[Start of section]

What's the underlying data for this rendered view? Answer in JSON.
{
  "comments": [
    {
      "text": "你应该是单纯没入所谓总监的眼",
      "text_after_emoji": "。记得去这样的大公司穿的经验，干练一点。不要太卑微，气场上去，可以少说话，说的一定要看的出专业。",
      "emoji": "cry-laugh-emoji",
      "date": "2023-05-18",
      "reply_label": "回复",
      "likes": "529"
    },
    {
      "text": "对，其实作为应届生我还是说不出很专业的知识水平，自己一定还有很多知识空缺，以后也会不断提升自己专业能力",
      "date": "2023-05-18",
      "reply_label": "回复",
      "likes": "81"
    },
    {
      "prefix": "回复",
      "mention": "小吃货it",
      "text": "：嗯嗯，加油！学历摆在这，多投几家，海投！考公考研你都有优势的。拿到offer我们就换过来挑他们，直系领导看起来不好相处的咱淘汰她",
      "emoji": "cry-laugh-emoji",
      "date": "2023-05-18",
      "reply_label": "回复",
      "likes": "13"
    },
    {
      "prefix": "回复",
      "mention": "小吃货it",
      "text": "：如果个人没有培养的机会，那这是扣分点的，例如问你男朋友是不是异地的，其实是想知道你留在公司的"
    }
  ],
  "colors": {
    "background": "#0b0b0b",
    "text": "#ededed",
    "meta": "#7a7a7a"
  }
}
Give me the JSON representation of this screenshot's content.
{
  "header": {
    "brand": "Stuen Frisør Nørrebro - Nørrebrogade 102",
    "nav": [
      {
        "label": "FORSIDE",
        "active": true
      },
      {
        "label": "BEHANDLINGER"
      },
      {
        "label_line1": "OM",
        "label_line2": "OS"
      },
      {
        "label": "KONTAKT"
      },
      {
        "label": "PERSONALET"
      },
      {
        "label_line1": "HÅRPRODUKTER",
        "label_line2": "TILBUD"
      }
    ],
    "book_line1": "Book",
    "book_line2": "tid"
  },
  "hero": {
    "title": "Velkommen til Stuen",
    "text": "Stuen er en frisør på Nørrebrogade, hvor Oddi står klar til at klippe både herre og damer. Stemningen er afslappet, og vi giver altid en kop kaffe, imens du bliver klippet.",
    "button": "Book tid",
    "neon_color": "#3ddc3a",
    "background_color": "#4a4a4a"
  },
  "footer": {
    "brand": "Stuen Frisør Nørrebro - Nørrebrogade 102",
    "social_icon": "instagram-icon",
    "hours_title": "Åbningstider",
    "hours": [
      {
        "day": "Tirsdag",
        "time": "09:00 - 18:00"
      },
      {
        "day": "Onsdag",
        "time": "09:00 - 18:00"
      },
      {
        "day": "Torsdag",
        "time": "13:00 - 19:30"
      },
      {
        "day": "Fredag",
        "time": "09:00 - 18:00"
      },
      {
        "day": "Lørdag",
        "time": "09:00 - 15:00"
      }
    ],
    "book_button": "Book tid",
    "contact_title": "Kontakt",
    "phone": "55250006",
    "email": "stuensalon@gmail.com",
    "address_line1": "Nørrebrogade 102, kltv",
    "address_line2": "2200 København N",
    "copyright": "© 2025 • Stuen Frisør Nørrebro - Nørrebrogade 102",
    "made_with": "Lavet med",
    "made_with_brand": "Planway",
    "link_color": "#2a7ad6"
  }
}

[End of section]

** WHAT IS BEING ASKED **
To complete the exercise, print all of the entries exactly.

** SOLUTION FOR THIS EXERCISE **
What's the underlying data for this rendered view? Answer in JSON.
{
  "comments": [
    {
      "text": "你应该是单纯没入所谓总监的眼",
      "text_after_emoji": "。记得去这样的大公司穿的经验，干练一点。不要太卑微，气场上去，可以少说话，说的一定要看的出专业。",
      "emoji": "cry-laugh-emoji",
      "date": "2023-05-18",
      "reply_label": "回复",
      "likes": "529"
    },
    {
      "text": "对，其实作为应届生我还是说不出很专业的知识水平，自己一定还有很多知识空缺，以后也会不断提升自己专业能力",
      "date": "2023-05-18",
      "reply_label": "回复",
      "likes": "81"
    },
    {
      "prefix": "回复",
      "mention": "小吃货it",
      "text": "：嗯嗯，加油！学历摆在这，多投几家，海投！考公考研你都有优势的。拿到offer我们就换过来挑他们，直系领导看起来不好相处的咱淘汰她",
      "emoji": "cry-laugh-emoji",
      "date": "2023-05-18",
      "reply_label": "回复",
      "likes": "13"
    },
    {
      "prefix": "回复",
      "mention": "小吃货it",
      "text": "：如果个人没有培养的机会，那这是扣分点的，例如问你男朋友是不是异地的，其实是想知道你留在公司的"
    }
  ],
  "colors": {
    "background": "#0b0b0b",
    "text": "#ededed",
    "meta": "#7a7a7a"
  }
}
Give me the JSON representation of this screenshot's content.
{
  "header": {
    "brand": "Stuen Frisør Nørrebro - Nørrebrogade 102",
    "nav": [
      {
        "label": "FORSIDE",
        "active": true
      },
      {
        "label": "BEHANDLINGER"
      },
      {
        "label_line1": "OM",
        "label_line2": "OS"
      },
      {
        "label": "KONTAKT"
      },
      {
        "label": "PERSONALET"
      },
      {
        "label_line1": "HÅRPRODUKTER",
        "label_line2": "TILBUD"
      }
    ],
    "book_line1": "Book",
    "book_line2": "tid"
  },
  "hero": {
    "title": "Velkommen til Stuen",
    "text": "Stuen er en frisør på Nørrebrogade, hvor Oddi står klar til at klippe både herre og damer. Stemningen er afslappet, og vi giver altid en kop kaffe, imens du bliver klippet.",
    "button": "Book tid",
    "neon_color": "#3ddc3a",
    "background_color": "#4a4a4a"
  },
  "footer": {
    "brand": "Stuen Frisør Nørrebro - Nørrebrogade 102",
    "social_icon": "instagram-icon",
    "hours_title": "Åbningstider",
    "hours": [
      {
        "day": "Tirsdag",
        "time": "09:00 - 18:00"
      },
      {
        "day": "Onsdag",
        "time": "09:00 - 18:00"
      },
      {
        "day": "Torsdag",
        "time": "13:00 - 19:30"
      },
      {
        "day": "Fredag",
        "time": "09:00 - 18:00"
      },
      {
        "day": "Lørdag",
        "time": "09:00 - 15:00"
      }
    ],
    "book_button": "Book tid",
    "contact_title": "Kontakt",
    "phone": "55250006",
    "email": "stuensalon@gmail.com",
    "address_line1": "Nørrebrogade 102, kltv",
    "address_line2": "2200 København N",
    "copyright": "© 2025 • Stuen Frisør Nørrebro - Nørrebrogade 102",
    "made_with": "Lavet med",
    "made_with_brand": "Planway",
    "link_color": "#2a7ad6"
  }
}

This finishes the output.